Learn a simple skill - it saves lives!
In the last few weeks, we have seen that anyone – no matter their levels of fitness – can suffer a heart attack or cardiac arrest.
But it’s the “what happens next” that can be crucial to their chances of survival.
Both 20-year-old Blairgowrie Rugby Club player Hamish Bell and the Danish international footballer Christian Eriksen are still alive thanks to the prompt actions of team-mates and medical staff.
As you can see on the video, Scottish Rugby’s Chief Medical Officer and Scotland team doctor James Robson has taken the Scotland national men’s squad through some simple measures that anyone can do if confronted by a collapse where an individual has stopped breathing and is unresponsive.
His sessions have been in support of the work being undertaken by the Scottish Ambulance Service and Save a Life Scotland.
Similar sessions will be undertaken with the Scotland Women’s squad later this year.
Dr Robson said: “We have been teaching the national squad players CPR – cardiopulmonary resuscitation – in light of what we have seen happening on and off the pitch.
“We would promote it to everybody.
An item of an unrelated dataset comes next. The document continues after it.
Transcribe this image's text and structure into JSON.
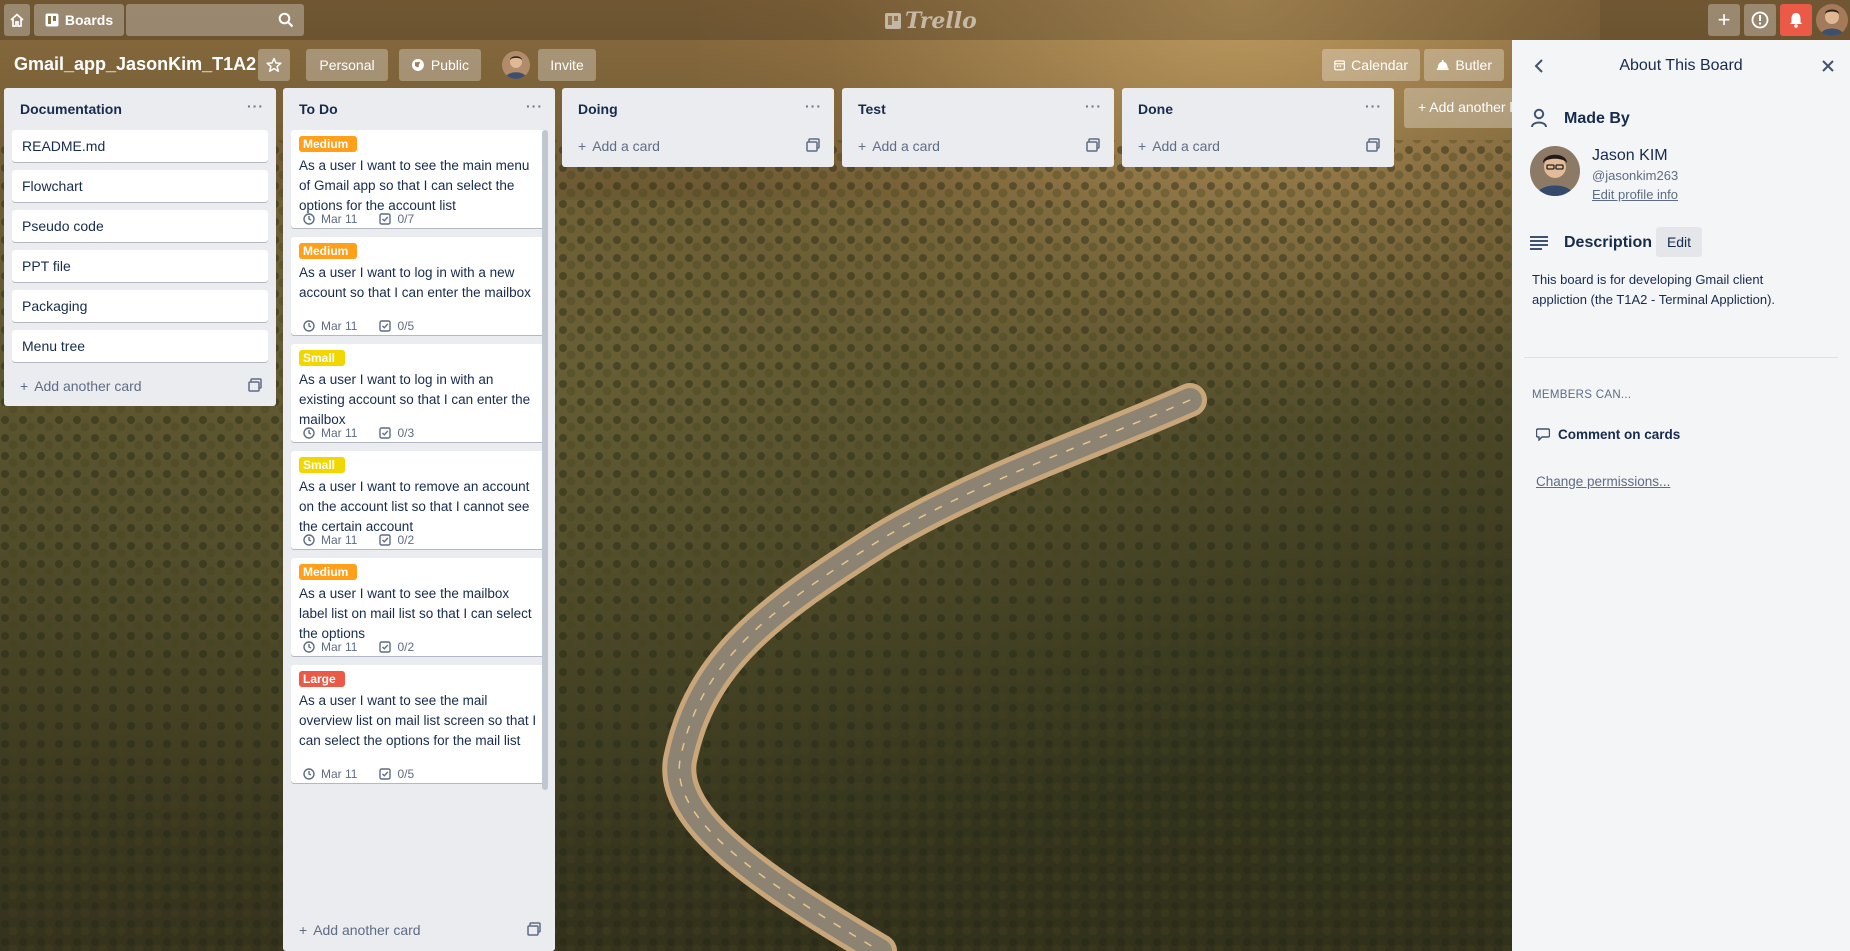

For every minute of delay, that patient – it could be your team-mate, friend or a passer-by – loses 10% of their chances of survival.
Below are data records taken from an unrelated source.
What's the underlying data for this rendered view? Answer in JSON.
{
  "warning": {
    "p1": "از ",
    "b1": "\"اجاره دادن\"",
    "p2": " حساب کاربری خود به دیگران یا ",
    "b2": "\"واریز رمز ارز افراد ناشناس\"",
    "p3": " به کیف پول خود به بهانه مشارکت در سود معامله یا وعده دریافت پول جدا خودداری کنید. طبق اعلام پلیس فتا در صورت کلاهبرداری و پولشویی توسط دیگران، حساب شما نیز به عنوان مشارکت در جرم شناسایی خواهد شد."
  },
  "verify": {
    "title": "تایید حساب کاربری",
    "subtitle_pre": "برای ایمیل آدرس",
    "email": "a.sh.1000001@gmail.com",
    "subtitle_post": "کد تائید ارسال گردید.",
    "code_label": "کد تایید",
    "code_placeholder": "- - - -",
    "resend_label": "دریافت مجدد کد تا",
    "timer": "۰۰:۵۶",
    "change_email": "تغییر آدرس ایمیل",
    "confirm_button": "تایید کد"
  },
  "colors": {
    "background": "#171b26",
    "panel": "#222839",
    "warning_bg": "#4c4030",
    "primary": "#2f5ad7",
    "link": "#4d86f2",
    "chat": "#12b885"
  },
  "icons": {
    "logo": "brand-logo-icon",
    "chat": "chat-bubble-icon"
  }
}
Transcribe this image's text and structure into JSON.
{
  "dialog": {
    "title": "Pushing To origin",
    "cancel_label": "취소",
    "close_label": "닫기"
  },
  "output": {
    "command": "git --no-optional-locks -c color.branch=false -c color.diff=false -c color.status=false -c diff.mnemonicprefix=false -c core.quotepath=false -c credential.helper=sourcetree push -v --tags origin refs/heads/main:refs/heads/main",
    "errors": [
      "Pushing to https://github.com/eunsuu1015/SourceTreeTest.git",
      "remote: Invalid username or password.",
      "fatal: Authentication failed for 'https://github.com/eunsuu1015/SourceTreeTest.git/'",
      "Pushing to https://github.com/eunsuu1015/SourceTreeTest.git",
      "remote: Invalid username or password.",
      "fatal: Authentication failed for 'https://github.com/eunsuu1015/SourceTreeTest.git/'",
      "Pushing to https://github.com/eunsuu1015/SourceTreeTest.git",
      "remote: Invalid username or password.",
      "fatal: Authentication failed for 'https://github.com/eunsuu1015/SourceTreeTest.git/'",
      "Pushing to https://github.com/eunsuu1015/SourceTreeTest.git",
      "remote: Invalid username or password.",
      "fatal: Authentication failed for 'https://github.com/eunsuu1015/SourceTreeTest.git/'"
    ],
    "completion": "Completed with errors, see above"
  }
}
“Early CPR is essential, and I would encourage everyone to help. Please get enrolled in local courses, check out the Scottish Ambulance Service website or see your first-aid advisors. It’s a skill that everybody can learn and, as we’ve seen, it saves lives.”
During the session, Dr Robson advised players that the call to the Ambulance Service should be made in tandem with starting CPR.
He also praised the number of clubs, organisations and communities who have installed defibrillators, also known as “heart-start” machines, which can be used to restore regular heart rhythm.
One of the Scotland players knows more than most the importance of Dr Robson’s message.
Magnus Bradbury, the 25-year-old Edinburgh Rugby back-row forward, who has won 14 caps for Scotland, said: “ It’s a cause that’s close to my heart as my dad and a neighbour saved my mum this time last year.”
Mum, Scottish Rugby past president Dee Bradbury, was revived by husband Nick and a neighbour at her home near Oban. They used chest compressions and a defibrillator and, a year on, Dee is well.
“It’s great to see this campaign and hopefully this raises awareness of the part we can all play to keep everyone safe,” he said.
Magnus added: “To be honest I should have asked my dad for a few pointers! But the session with James underlined that it’s a very straight-forward process.
“I would encourage everyone to learn CPR. As James says there are classes you can attend but you can also just Google it.”
Scottish Rugby is extending its best wishes to Hamish Bell at Blairgowrie. Three of our British & Irish Lions players, Zander Fagerson, Hamish Watson and Stuart Hogg, have sent him video messages and we have also sent signed Lions and Scotland shirts to him as he continues his recovery at home having been discharged from hospital last week.
Pauline Howie, Chief Executive of the Scottish Ambulance Service, said: “So that we can increase the survival rates of those who go into cardiac arrest in Scotland, it’s really important for us to embolden people to deliver bystander CPR and to use a defibrillator if they witness someone in cardiac arrest. Taking this action at the right time can be crucial in saving someone’s life.
“Over the last five years, we’ve been working with the Save a Life for Scotland (SALFS) partnership. In that time, we’ve equipped over 640,000 people with CPR skills and doubled survival rates for those suffering an out-of-hospital cardiac arrest to one in ten. Our aim is to deliver the message that everybody in Scotland has the power to help save lives.”